Problem requirements: What you return must be the full data, repeated verbatim, with no pictures in it.

-- Opening Marker --

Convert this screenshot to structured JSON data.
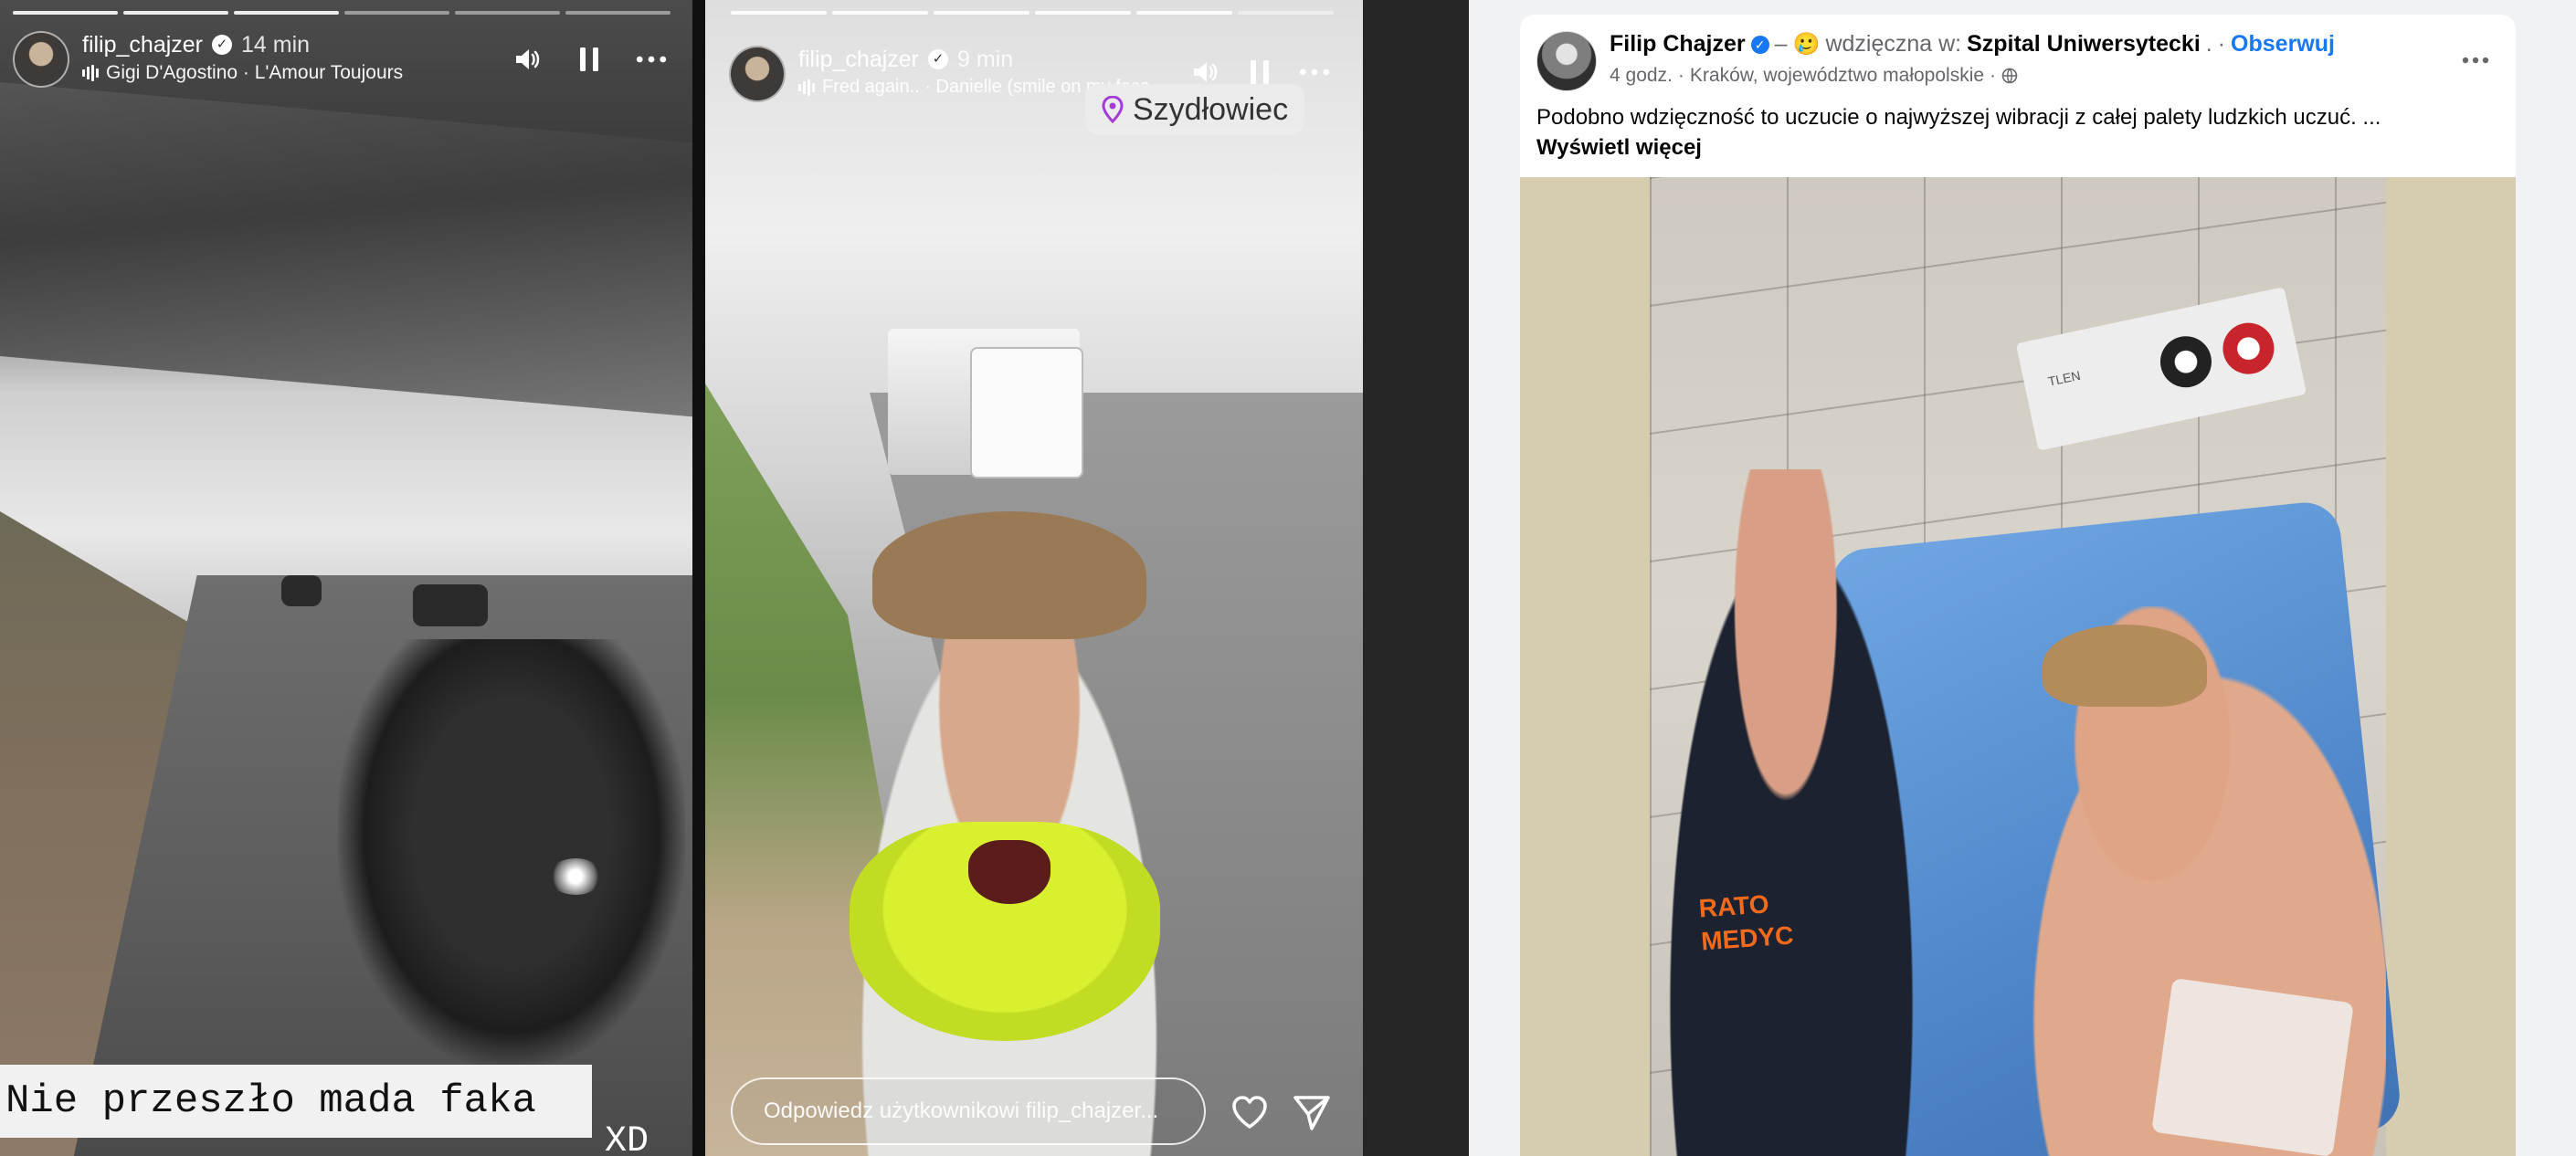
{
  "story1": {
    "username": "filip_chajzer",
    "time": "14 min",
    "music": "Gigi D'Agostino · L'Amour Toujours",
    "caption": "Nie przeszło mada faka",
    "caption_suffix": "XD",
    "progress": {
      "total": 6,
      "done": 3
    }
  },
  "story2": {
    "username": "filip_chajzer",
    "time": "9 min",
    "music": "Fred again.. · Danielle (smile on my face",
    "location": "Szydłowiec",
    "reply_placeholder": "Odpowiedz użytkownikowi filip_chajzer...",
    "progress": {
      "total": 6,
      "done": 5
    }
  },
  "icons": {
    "sound": "speaker-icon",
    "pause": "pause-icon",
    "more": "more-horizontal-icon",
    "heart": "heart-icon",
    "send": "paper-plane-icon",
    "location": "location-pin-icon",
    "globe": "globe-icon"
  },
  "facebook": {
    "author": "Filip Chajzer",
    "separator": "–",
    "feeling_emoji": "🥲",
    "feeling_text": "wdzięczna w:",
    "place": "Szpital Uniwersytecki",
    "dot": ".",
    "follow_label": "Obserwuj",
    "time": "4 godz.",
    "location": "Kraków, województwo małopolskie",
    "post_text": "Podobno wdzięczność to uczucie o najwyższej wibracji z całej palety ludzkich uczuć. ...",
    "see_more": "Wyświetl więcej",
    "photo_text": [
      "RATO",
      "MEDYC"
    ],
    "panel_label": "TLEN"
  },
  "colors": {
    "fb_blue": "#1877f2",
    "fb_text": "#050505",
    "fb_gray": "#65676b",
    "scarf": "#d4ec2a",
    "medic_orange": "#f26a1b"
  }
}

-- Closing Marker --

Task solution:
Convert this screenshot to structured JSON data.
{
  "story1": {
    "username": "filip_chajzer",
    "time": "14 min",
    "music": "Gigi D'Agostino · L'Amour Toujours",
    "caption": "Nie przeszło mada faka",
    "caption_suffix": "XD",
    "progress": {
      "total": 6,
      "done": 3
    }
  },
  "story2": {
    "username": "filip_chajzer",
    "time": "9 min",
    "music": "Fred again.. · Danielle (smile on my face",
    "location": "Szydłowiec",
    "reply_placeholder": "Odpowiedz użytkownikowi filip_chajzer...",
    "progress": {
      "total": 6,
      "done": 5
    }
  },
  "icons": {
    "sound": "speaker-icon",
    "pause": "pause-icon",
    "more": "more-horizontal-icon",
    "heart": "heart-icon",
    "send": "paper-plane-icon",
    "location": "location-pin-icon",
    "globe": "globe-icon"
  },
  "facebook": {
    "author": "Filip Chajzer",
    "separator": "–",
    "feeling_emoji": "🥲",
    "feeling_text": "wdzięczna w:",
    "place": "Szpital Uniwersytecki",
    "dot": ".",
    "follow_label": "Obserwuj",
    "time": "4 godz.",
    "location": "Kraków, województwo małopolskie",
    "post_text": "Podobno wdzięczność to uczucie o najwyższej wibracji z całej palety ludzkich uczuć. ...",
    "see_more": "Wyświetl więcej",
    "photo_text": [
      "RATO",
      "MEDYC"
    ],
    "panel_label": "TLEN"
  },
  "colors": {
    "fb_blue": "#1877f2",
    "fb_text": "#050505",
    "fb_gray": "#65676b",
    "scarf": "#d4ec2a",
    "medic_orange": "#f26a1b"
  }
}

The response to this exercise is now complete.